NGC7789 Caroline’s Rose
As October was a complete visual washout, it felt odd being outside under a completely dark and clear sky in almost 2 months. It’s at times like this that I wish I lived on the East coast of the UK, where they seem to moan about only getting 5 or 6 clear nights during the month of October – “you’ve never had it so good guys”
It all started to go wrong as soon as I instructed the scope to do its first slew to the thin crescent Moon. The mount sent the scope pointing to Australia and I had to stop it before the scope hit the end stops. Another slew to the CWD position worked, so I can only assume the mount wanted to go the wrong way around via the pier!
With a quick look at the Moon, my first observation was NGC7789 in Cassiopeia. Better known as Caroline’s Rose, this large open cluster was discovered by Caroline Herschel in the Autumn of 1783. Steve O’Meara’s book ‘Hidden Treasures’ describes the cluster as looking like
‘a pirate, eager to eye is bounty, had poured a fistful of diamond dust into his blackened hands and squeezed them hard with greed’ .
What an imagination, but for the brief 10 minutes I was able to make my observation all I saw were the concentric half rings, that interlock the same way rose petals do. Just like it says on the tin. The brightest of those rings were concentrated to the South running in an arc to the West and then North.
Life’s too short to count the number of 11-12 mag stars that make up most of the cluster, but about 100 would be a good guestimate.
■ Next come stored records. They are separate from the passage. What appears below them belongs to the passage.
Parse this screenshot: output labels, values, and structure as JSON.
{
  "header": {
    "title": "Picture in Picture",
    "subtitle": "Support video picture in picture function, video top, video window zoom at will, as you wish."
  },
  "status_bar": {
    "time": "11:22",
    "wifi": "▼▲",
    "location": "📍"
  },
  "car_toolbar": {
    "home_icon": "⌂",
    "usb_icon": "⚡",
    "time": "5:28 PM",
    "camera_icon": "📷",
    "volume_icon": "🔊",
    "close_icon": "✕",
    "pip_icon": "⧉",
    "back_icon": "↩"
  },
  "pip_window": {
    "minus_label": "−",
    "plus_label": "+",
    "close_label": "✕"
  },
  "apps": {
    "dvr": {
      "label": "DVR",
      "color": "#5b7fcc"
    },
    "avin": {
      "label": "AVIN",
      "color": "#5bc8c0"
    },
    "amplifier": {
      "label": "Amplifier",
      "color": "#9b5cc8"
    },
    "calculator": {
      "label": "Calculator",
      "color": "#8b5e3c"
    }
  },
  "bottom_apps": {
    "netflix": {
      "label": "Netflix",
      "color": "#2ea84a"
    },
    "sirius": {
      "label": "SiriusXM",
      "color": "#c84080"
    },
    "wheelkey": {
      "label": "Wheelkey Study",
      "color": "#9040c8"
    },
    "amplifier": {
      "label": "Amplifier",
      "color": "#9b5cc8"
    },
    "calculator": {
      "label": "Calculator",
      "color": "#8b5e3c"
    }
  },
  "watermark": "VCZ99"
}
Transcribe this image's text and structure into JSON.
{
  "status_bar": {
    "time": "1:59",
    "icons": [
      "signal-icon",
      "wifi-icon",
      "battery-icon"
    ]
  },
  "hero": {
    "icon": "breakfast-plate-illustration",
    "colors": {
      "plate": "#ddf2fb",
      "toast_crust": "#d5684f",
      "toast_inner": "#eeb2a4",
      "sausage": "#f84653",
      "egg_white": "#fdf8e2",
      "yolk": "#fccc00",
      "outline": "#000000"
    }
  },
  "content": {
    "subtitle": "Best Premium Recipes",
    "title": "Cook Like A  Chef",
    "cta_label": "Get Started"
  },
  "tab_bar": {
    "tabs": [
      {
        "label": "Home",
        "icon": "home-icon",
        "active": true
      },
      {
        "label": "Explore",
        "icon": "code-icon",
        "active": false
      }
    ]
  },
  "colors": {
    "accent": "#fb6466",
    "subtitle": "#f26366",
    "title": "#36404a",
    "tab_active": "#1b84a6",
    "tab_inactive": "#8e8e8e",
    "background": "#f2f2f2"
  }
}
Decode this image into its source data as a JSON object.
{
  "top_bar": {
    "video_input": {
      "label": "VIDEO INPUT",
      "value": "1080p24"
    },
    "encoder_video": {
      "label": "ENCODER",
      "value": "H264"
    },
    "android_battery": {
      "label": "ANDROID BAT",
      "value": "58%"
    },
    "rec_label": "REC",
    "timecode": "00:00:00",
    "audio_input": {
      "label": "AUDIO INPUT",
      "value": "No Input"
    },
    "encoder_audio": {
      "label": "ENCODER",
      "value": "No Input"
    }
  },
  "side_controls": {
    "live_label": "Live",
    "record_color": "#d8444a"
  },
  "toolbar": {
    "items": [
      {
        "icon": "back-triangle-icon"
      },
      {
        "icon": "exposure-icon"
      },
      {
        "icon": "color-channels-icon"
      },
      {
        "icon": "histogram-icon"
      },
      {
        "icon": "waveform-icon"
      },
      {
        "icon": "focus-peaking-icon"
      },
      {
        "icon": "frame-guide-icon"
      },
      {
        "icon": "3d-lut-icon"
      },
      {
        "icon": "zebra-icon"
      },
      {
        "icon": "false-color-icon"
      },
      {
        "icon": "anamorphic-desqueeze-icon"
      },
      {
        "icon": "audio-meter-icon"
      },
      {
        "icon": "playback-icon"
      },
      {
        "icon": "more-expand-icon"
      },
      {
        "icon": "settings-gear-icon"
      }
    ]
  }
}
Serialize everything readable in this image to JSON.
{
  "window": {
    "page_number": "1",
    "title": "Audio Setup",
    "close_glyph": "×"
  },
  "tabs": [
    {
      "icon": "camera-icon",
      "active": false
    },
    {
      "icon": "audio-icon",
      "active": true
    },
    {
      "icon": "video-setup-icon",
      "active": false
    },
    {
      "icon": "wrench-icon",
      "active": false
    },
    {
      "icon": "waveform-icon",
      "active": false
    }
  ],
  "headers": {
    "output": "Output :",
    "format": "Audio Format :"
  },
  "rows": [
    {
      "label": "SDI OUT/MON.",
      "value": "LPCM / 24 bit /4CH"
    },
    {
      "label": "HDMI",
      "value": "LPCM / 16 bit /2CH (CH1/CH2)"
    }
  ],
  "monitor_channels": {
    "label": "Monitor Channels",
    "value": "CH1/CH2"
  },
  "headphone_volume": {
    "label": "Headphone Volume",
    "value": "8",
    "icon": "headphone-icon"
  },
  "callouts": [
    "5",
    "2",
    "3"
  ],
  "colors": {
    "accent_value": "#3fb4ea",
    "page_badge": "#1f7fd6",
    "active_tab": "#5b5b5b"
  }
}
The 18mm SWA provided the best detail, but in the 40mm, you got a real sense of it’s size in the context of it’s surroundings.
The brightest star in the field of view was the orange 8.4 mag star SAO 35903 to the East of my 33arc min FOV.
With a forecast of rain within the hour, I turned my attention towards Jupiter and I’m so glad we did. At club night the Friday before, we were discussing why most of us had not observed the Great Red Spot visually. More to do with the right observing conditions coinciding with the time at which it was visible was the most likely cause. At the time of my observation the GRB had transited, but what a sight the planet was. Three of the bands were clearly visible – the North Equatorial and Both S Equatorial and with brief glimpses through the turbulence in the 10mm, the North temperate was seen as well.
Before I had time to study things more carefully, the cloud rolled in and the rain descended. That was the end of it – well that’s what I thought. But an awakening at 5am the next morning, I noticed the skies were clear. With dawn due in an hour, I did something I’m not known for – I got up and opened up the observatory to continue the observation. Everything was as I left it. Four belts and a rusty orange colour on the two widest bands. I’m not really convinced I saw colour on the other two, but what I did see were complex swirls in the N.E and Northern S.E belts between the seeing. I’ve never seen such detail before and all this was without any colour filtration enhancement. Again, before I could view more, the Sun started to rise and the Planet started to sink towards the horizon and the murk.
Before I closed up, we turned the scope to Venus just to check the mounts pointing accuracy – which was way out, so that’s another item that needs seeing to.
All in all, an unexpected observing session with the best views of Jupiter to date.